DJ Highlights

Video Game Composer Quick Looks: Tetsuya Shibata

DJ Blazkowicz again, and its time once again for a look at the talent at work on the music of video gaming. Today’s entry is on Tetsuya Shibata, a Japanese composer often associated with the Publisher Capcom, and creator of over 20 musical scores. Tetsuya Shibata has worked on Resident Evil, Darkstalkers, and my personal favorite, (apply echo sound effect) Devil May Cry.

As is tradition here in this newly established bi-monthly series, let’s slow down for a second and take a look at our composer’s work before we go any further.
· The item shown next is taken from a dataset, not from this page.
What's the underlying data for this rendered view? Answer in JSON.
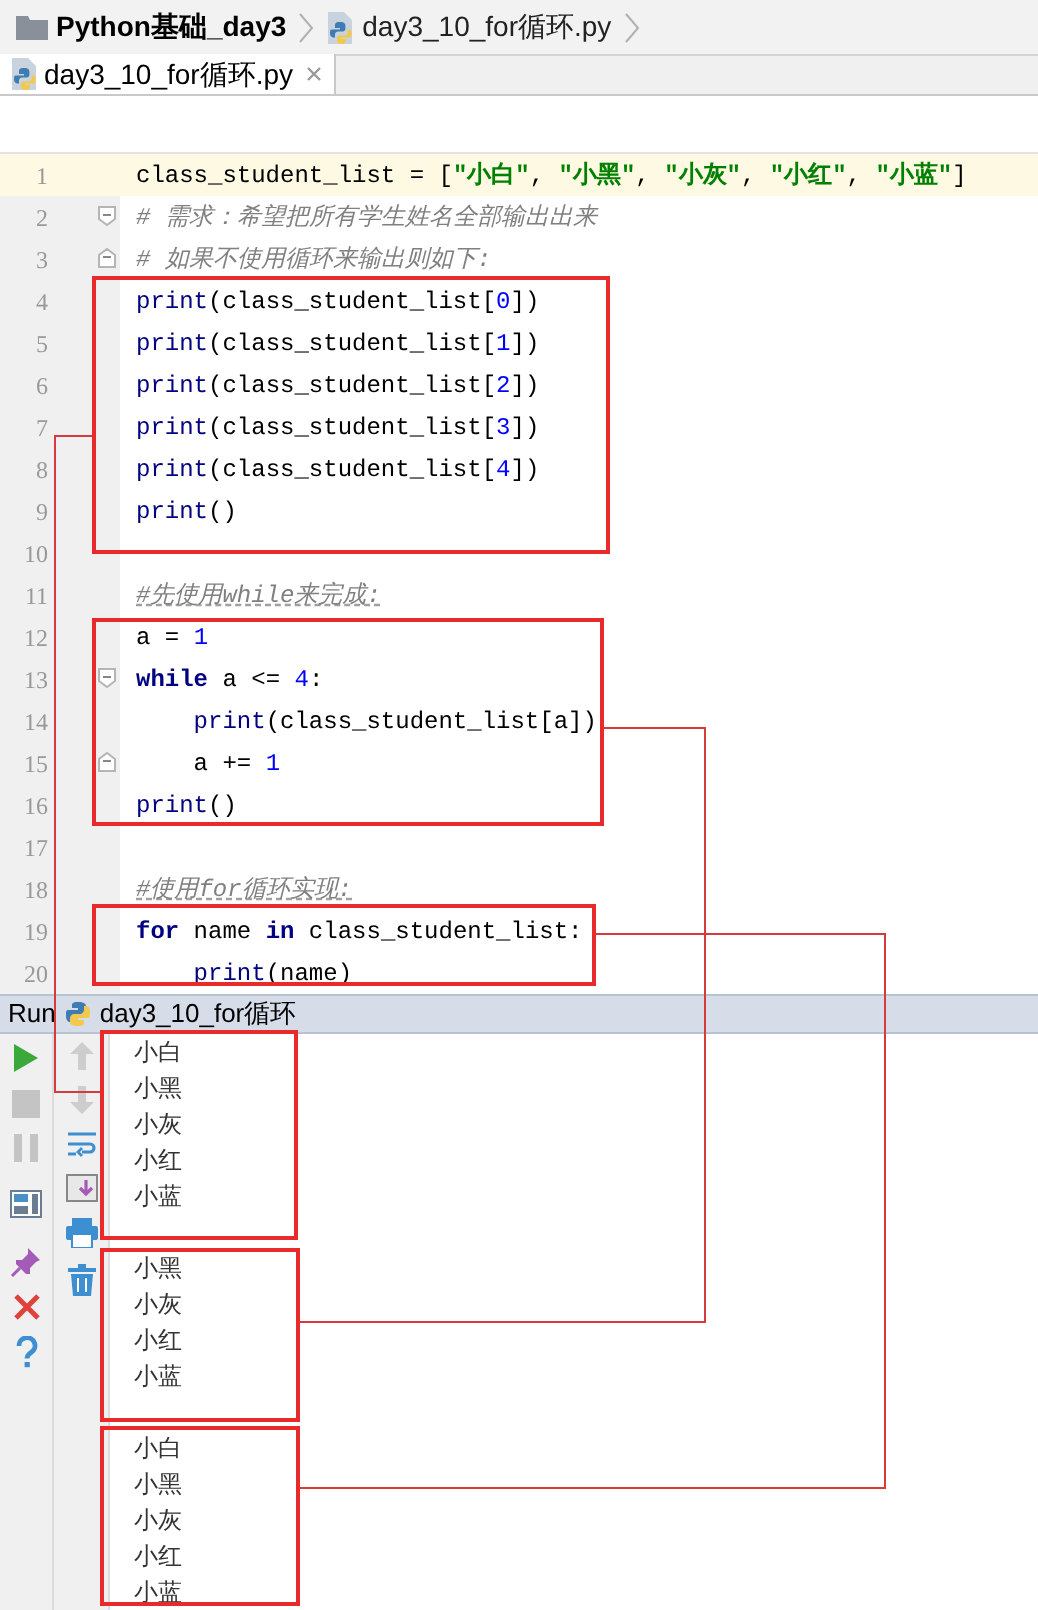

Note that Shibata himself claims to concentrate on variety in his video game original soundtracks, so if one puts you off consider giving another a try!

Here we have examples of some fast paced yet also laid back grooves, some vaunting orchestral tracks, and of course, the glorious rock edge of Devils Never Cry. Shibata covers a wide variety of styles, but his musical interests generally trend towards Jazz, Rock, and Classical. Shibata has been vocal in the past about variety in soundtracks, expressing a desire for other composers to push themselves to produce a broader soundscape for the medium.
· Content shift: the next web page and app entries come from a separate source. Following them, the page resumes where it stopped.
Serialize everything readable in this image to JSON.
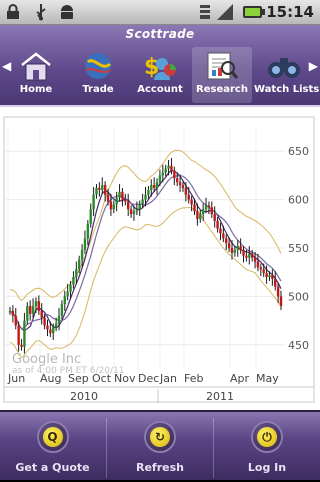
{
  "statusbar": {
    "time": "15:14",
    "icons": [
      "lock-icon",
      "usb-icon",
      "android-icon",
      "wifi-icon",
      "signal-icon",
      "battery-icon"
    ]
  },
  "header": {
    "brand": "Scottrade",
    "nav": [
      {
        "label": "Home",
        "icon": "home-icon",
        "active": false
      },
      {
        "label": "Trade",
        "icon": "globe-icon",
        "active": false
      },
      {
        "label": "Account",
        "icon": "account-icon",
        "active": false
      },
      {
        "label": "Research",
        "icon": "research-icon",
        "active": true
      },
      {
        "label": "Watch Lists",
        "icon": "binoculars-icon",
        "active": false
      }
    ]
  },
  "chart_data": {
    "type": "line",
    "title": "",
    "watermark_name": "Google Inc",
    "watermark_note": "as of 4:00 PM ET 6/20/11",
    "x_ticks": [
      "Jun",
      "Aug",
      "Sep",
      "Oct",
      "Nov",
      "Dec",
      "Jan",
      "Feb",
      "Apr",
      "May"
    ],
    "year_labels": [
      "2010",
      "2011"
    ],
    "y_ticks": [
      650,
      600,
      550,
      500,
      450
    ],
    "ylim": [
      425,
      675
    ],
    "series": [
      {
        "values": [
          485,
          480,
          470,
          450,
          448,
          475,
          490,
          482,
          490,
          495,
          485,
          478,
          470,
          466,
          462,
          468,
          472,
          480,
          492,
          500,
          505,
          512,
          520,
          528,
          538,
          548,
          560,
          575,
          590,
          605,
          612,
          610,
          615,
          605,
          598,
          590,
          595,
          602,
          608,
          600,
          598,
          590,
          585,
          588,
          590,
          595,
          600,
          605,
          610,
          615,
          612,
          618,
          625,
          628,
          632,
          635,
          630,
          622,
          618,
          615,
          612,
          605,
          600,
          595,
          588,
          580,
          585,
          590,
          594,
          592,
          585,
          578,
          570,
          565,
          560,
          555,
          550,
          545,
          548,
          552,
          548,
          542,
          540,
          544,
          540,
          536,
          530,
          528,
          524,
          520,
          522,
          518,
          510,
          500,
          490
        ]
      }
    ],
    "colors": {
      "price": "#1a1a1a",
      "up": "#2a8a2a",
      "down": "#c01818",
      "ma_short": "#4a2c6e",
      "ma_long": "#7e6aa0",
      "bands": "#d6b860"
    }
  },
  "bottombar": {
    "buttons": [
      {
        "label": "Get a Quote",
        "icon": "magnifier-icon",
        "glyph": "Q"
      },
      {
        "label": "Refresh",
        "icon": "refresh-icon",
        "glyph": "↻"
      },
      {
        "label": "Log In",
        "icon": "power-icon",
        "glyph": "⏻"
      }
    ]
  }
}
Born in Osaka, Japan, Shibata credits his mother, herself a singer and music teacher, for giving him his start in composition. In his youth, Shibata listened to wealth of classical music, transitioning into Brit Pop in middle school, hard rock in high school, and finally jazz in his college years. Shibata exited college with a desire to compose, and friends and family directed him towards the video game industry, specifically Capcom’s Sound Management Section in 1997. The new composer proceeded to work on the Monster Hunter series, before proceeding to the hardest project of his career, Devil May Cry 3: Dante’s Awakening, in which he took over all sound production. Here Shibata chose to replace electronic tracks with vocal ones, in the belief that the extra time and texture would allow the songs to stand out among their contemporaries. During interviews towards the tail end of his career as a video game soundtrack composer, Shibata looked forward to a future where video game music would surpass that of film, becoming a work of greater skill and complexity.
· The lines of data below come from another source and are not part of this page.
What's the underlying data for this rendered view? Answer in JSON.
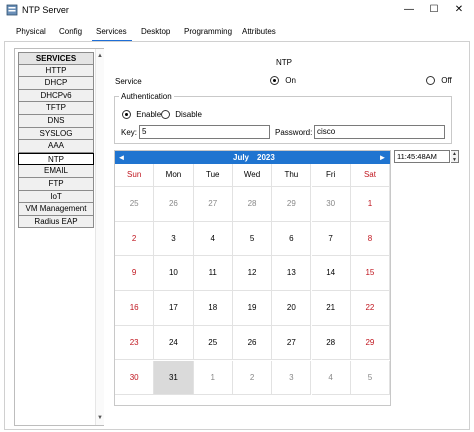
{
  "window": {
    "title": "NTP Server",
    "minimize": "—",
    "maximize": "☐",
    "close": "✕"
  },
  "tabs": [
    {
      "label": "Physical"
    },
    {
      "label": "Config"
    },
    {
      "label": "Services"
    },
    {
      "label": "Desktop"
    },
    {
      "label": "Programming"
    },
    {
      "label": "Attributes"
    }
  ],
  "active_tab": "Services",
  "services": {
    "header": "SERVICES",
    "items": [
      "HTTP",
      "DHCP",
      "DHCPv6",
      "TFTP",
      "DNS",
      "SYSLOG",
      "AAA",
      "NTP",
      "EMAIL",
      "FTP",
      "IoT",
      "VM Management",
      "Radius EAP"
    ],
    "selected": "NTP"
  },
  "ntp": {
    "title": "NTP",
    "service_label": "Service",
    "on_label": "On",
    "off_label": "Off",
    "service_on": true
  },
  "auth": {
    "title": "Authentication",
    "enable_label": "Enable",
    "disable_label": "Disable",
    "enabled": true,
    "key_label": "Key:",
    "key_value": "5",
    "password_label": "Password:",
    "password_value": "cisco"
  },
  "calendar": {
    "month": "July",
    "year": "2023",
    "prev_icon": "◄",
    "next_icon": "►",
    "weekdays": [
      "Sun",
      "Mon",
      "Tue",
      "Wed",
      "Thu",
      "Fri",
      "Sat"
    ],
    "weeks": [
      [
        "25",
        "26",
        "27",
        "28",
        "29",
        "30",
        "1"
      ],
      [
        "2",
        "3",
        "4",
        "5",
        "6",
        "7",
        "8"
      ],
      [
        "9",
        "10",
        "11",
        "12",
        "13",
        "14",
        "15"
      ],
      [
        "16",
        "17",
        "18",
        "19",
        "20",
        "21",
        "22"
      ],
      [
        "23",
        "24",
        "25",
        "26",
        "27",
        "28",
        "29"
      ],
      [
        "30",
        "31",
        "1",
        "2",
        "3",
        "4",
        "5"
      ]
    ],
    "selected_day": "31",
    "accent_color": "#1f74d0",
    "weekend_color": "#c0151e"
  },
  "time": {
    "value": "11:45:48AM"
  }
}
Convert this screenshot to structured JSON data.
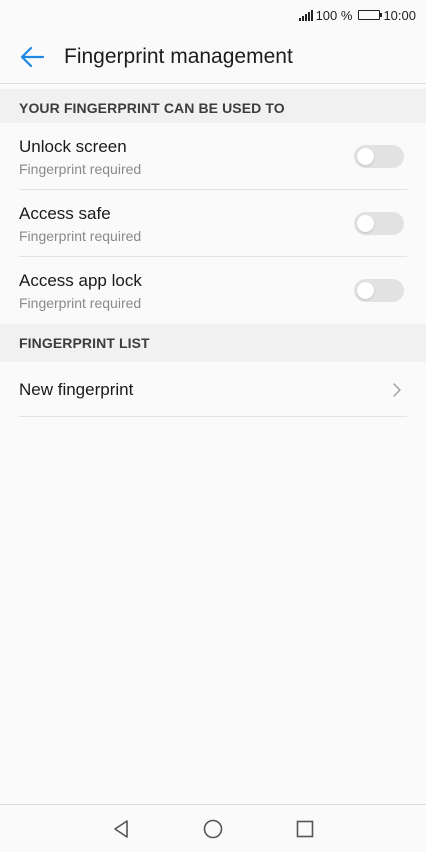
{
  "status_bar": {
    "battery_text": "100 %",
    "time": "10:00"
  },
  "header": {
    "title": "Fingerprint management",
    "back_icon": "arrow-left-icon",
    "accent_color": "#1e88e5"
  },
  "sections": {
    "usage": {
      "label": "YOUR FINGERPRINT CAN BE USED TO",
      "items": [
        {
          "title": "Unlock screen",
          "subtitle": "Fingerprint required",
          "enabled": false
        },
        {
          "title": "Access safe",
          "subtitle": "Fingerprint required",
          "enabled": false
        },
        {
          "title": "Access app lock",
          "subtitle": "Fingerprint required",
          "enabled": false
        }
      ]
    },
    "list": {
      "label": "FINGERPRINT LIST",
      "items": [
        {
          "title": "New fingerprint",
          "icon": "chevron-right-icon"
        }
      ]
    }
  },
  "nav_bar": {
    "back": "triangle-back-icon",
    "home": "circle-home-icon",
    "recents": "square-recents-icon"
  }
}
Eventually, Shibata felt stifled by the video game industry, and expressed a desire to pursue music composition in a range of mediums beyond gaming, such as film and television. The composer created Unique Note, a music company that has since worked on musicals and television shows, but also did work for the genre bending role-playing game Half-Minute Hero, and soundtracks for the PSP game Fullmetal Alchemist: Senka wo Takuseshi Mono. He continues to work at Unique Note to this day. That’s it for Tetsuya Shibata and by extension, this entry of Quick Looks! Next up we’ll be studying up on the composer for Silent Hill, Akira Yamaoka. Until then, try not to get lost in the fog, and stay away from any abandoned cities, alright?